Instructions to follow: Return all the entries word for word, minus the pictures.

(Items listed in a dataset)
◇ ◇ ◇ ◇

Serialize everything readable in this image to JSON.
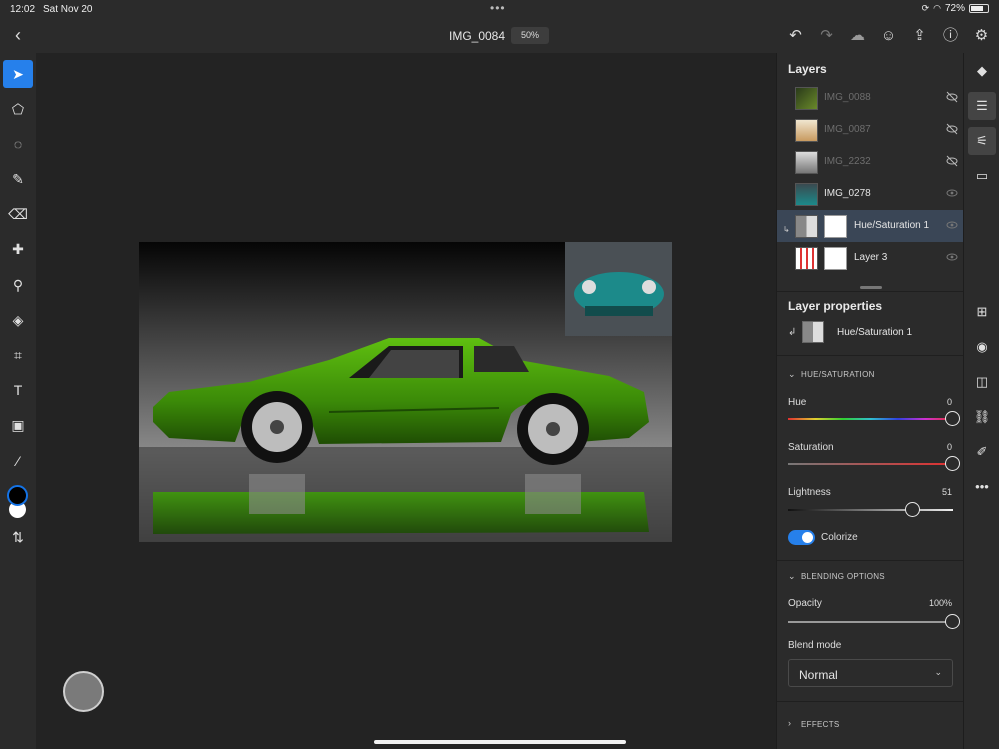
{
  "status": {
    "time": "12:02",
    "date": "Sat Nov 20",
    "battery": "72%",
    "battery_level": 0.72
  },
  "document": {
    "title": "IMG_0084",
    "zoom": "50%"
  },
  "toolbar_top": {
    "icons": [
      "undo-icon",
      "redo-icon",
      "cloud-icon",
      "share-user-icon",
      "export-icon",
      "help-icon",
      "settings-gear-icon"
    ]
  },
  "left_tools": [
    {
      "name": "select-tool",
      "icon": "arrow-pointer-icon",
      "active": true
    },
    {
      "name": "transform-tool",
      "icon": "transform-icon"
    },
    {
      "name": "lasso-tool",
      "icon": "lasso-icon"
    },
    {
      "name": "brush-tool",
      "icon": "brush-icon"
    },
    {
      "name": "eraser-tool",
      "icon": "eraser-icon"
    },
    {
      "name": "healing-tool",
      "icon": "bandage-icon"
    },
    {
      "name": "clone-tool",
      "icon": "stamp-icon"
    },
    {
      "name": "fill-tool",
      "icon": "paint-bucket-icon"
    },
    {
      "name": "crop-tool",
      "icon": "crop-icon"
    },
    {
      "name": "type-tool",
      "icon": "type-icon"
    },
    {
      "name": "image-tool",
      "icon": "image-icon"
    },
    {
      "name": "eyedropper-tool",
      "icon": "eyedropper-icon"
    }
  ],
  "colors": {
    "foreground": "#000000",
    "background": "#ffffff",
    "accent": "#2680eb"
  },
  "layers_panel": {
    "title": "Layers",
    "layers": [
      {
        "name": "IMG_0088",
        "visible": false,
        "dim": true
      },
      {
        "name": "IMG_0087",
        "visible": false,
        "dim": true
      },
      {
        "name": "IMG_2232",
        "visible": false,
        "dim": true
      },
      {
        "name": "IMG_0278",
        "visible": true,
        "dim": false
      },
      {
        "name": "Hue/Saturation 1",
        "visible": true,
        "dim": false,
        "selected": true
      },
      {
        "name": "Layer 3",
        "visible": true,
        "dim": false
      }
    ]
  },
  "layer_properties": {
    "title": "Layer properties",
    "layer_name": "Hue/Saturation 1",
    "hue_saturation": {
      "section": "HUE/SATURATION",
      "hue_label": "Hue",
      "hue_value": "0",
      "hue_fraction": 1.0,
      "saturation_label": "Saturation",
      "saturation_value": "0",
      "saturation_fraction": 1.0,
      "lightness_label": "Lightness",
      "lightness_value": "51",
      "lightness_fraction": 0.76,
      "colorize_label": "Colorize",
      "colorize_on": true
    },
    "blending": {
      "section": "BLENDING OPTIONS",
      "opacity_label": "Opacity",
      "opacity_value": "100%",
      "opacity_fraction": 1.0,
      "blend_mode_label": "Blend mode",
      "blend_mode_value": "Normal"
    },
    "effects": {
      "section": "EFFECTS"
    }
  },
  "right_rail": [
    "layers-icon",
    "layer-stack-icon",
    "adjustments-icon",
    "comment-icon",
    "add-layer-icon",
    "visibility-eye-icon",
    "mask-icon",
    "link-icon",
    "eraser-mask-icon",
    "more-icon"
  ]
}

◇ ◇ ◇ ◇

Result for this task:
Serialize everything readable in this image to JSON.
{
  "status": {
    "time": "12:02",
    "date": "Sat Nov 20",
    "battery": "72%",
    "battery_level": 0.72
  },
  "document": {
    "title": "IMG_0084",
    "zoom": "50%"
  },
  "toolbar_top": {
    "icons": [
      "undo-icon",
      "redo-icon",
      "cloud-icon",
      "share-user-icon",
      "export-icon",
      "help-icon",
      "settings-gear-icon"
    ]
  },
  "left_tools": [
    {
      "name": "select-tool",
      "icon": "arrow-pointer-icon",
      "active": true
    },
    {
      "name": "transform-tool",
      "icon": "transform-icon"
    },
    {
      "name": "lasso-tool",
      "icon": "lasso-icon"
    },
    {
      "name": "brush-tool",
      "icon": "brush-icon"
    },
    {
      "name": "eraser-tool",
      "icon": "eraser-icon"
    },
    {
      "name": "healing-tool",
      "icon": "bandage-icon"
    },
    {
      "name": "clone-tool",
      "icon": "stamp-icon"
    },
    {
      "name": "fill-tool",
      "icon": "paint-bucket-icon"
    },
    {
      "name": "crop-tool",
      "icon": "crop-icon"
    },
    {
      "name": "type-tool",
      "icon": "type-icon"
    },
    {
      "name": "image-tool",
      "icon": "image-icon"
    },
    {
      "name": "eyedropper-tool",
      "icon": "eyedropper-icon"
    }
  ],
  "colors": {
    "foreground": "#000000",
    "background": "#ffffff",
    "accent": "#2680eb"
  },
  "layers_panel": {
    "title": "Layers",
    "layers": [
      {
        "name": "IMG_0088",
        "visible": false,
        "dim": true
      },
      {
        "name": "IMG_0087",
        "visible": false,
        "dim": true
      },
      {
        "name": "IMG_2232",
        "visible": false,
        "dim": true
      },
      {
        "name": "IMG_0278",
        "visible": true,
        "dim": false
      },
      {
        "name": "Hue/Saturation 1",
        "visible": true,
        "dim": false,
        "selected": true
      },
      {
        "name": "Layer 3",
        "visible": true,
        "dim": false
      }
    ]
  },
  "layer_properties": {
    "title": "Layer properties",
    "layer_name": "Hue/Saturation 1",
    "hue_saturation": {
      "section": "HUE/SATURATION",
      "hue_label": "Hue",
      "hue_value": "0",
      "hue_fraction": 1.0,
      "saturation_label": "Saturation",
      "saturation_value": "0",
      "saturation_fraction": 1.0,
      "lightness_label": "Lightness",
      "lightness_value": "51",
      "lightness_fraction": 0.76,
      "colorize_label": "Colorize",
      "colorize_on": true
    },
    "blending": {
      "section": "BLENDING OPTIONS",
      "opacity_label": "Opacity",
      "opacity_value": "100%",
      "opacity_fraction": 1.0,
      "blend_mode_label": "Blend mode",
      "blend_mode_value": "Normal"
    },
    "effects": {
      "section": "EFFECTS"
    }
  },
  "right_rail": [
    "layers-icon",
    "layer-stack-icon",
    "adjustments-icon",
    "comment-icon",
    "add-layer-icon",
    "visibility-eye-icon",
    "mask-icon",
    "link-icon",
    "eraser-mask-icon",
    "more-icon"
  ]
}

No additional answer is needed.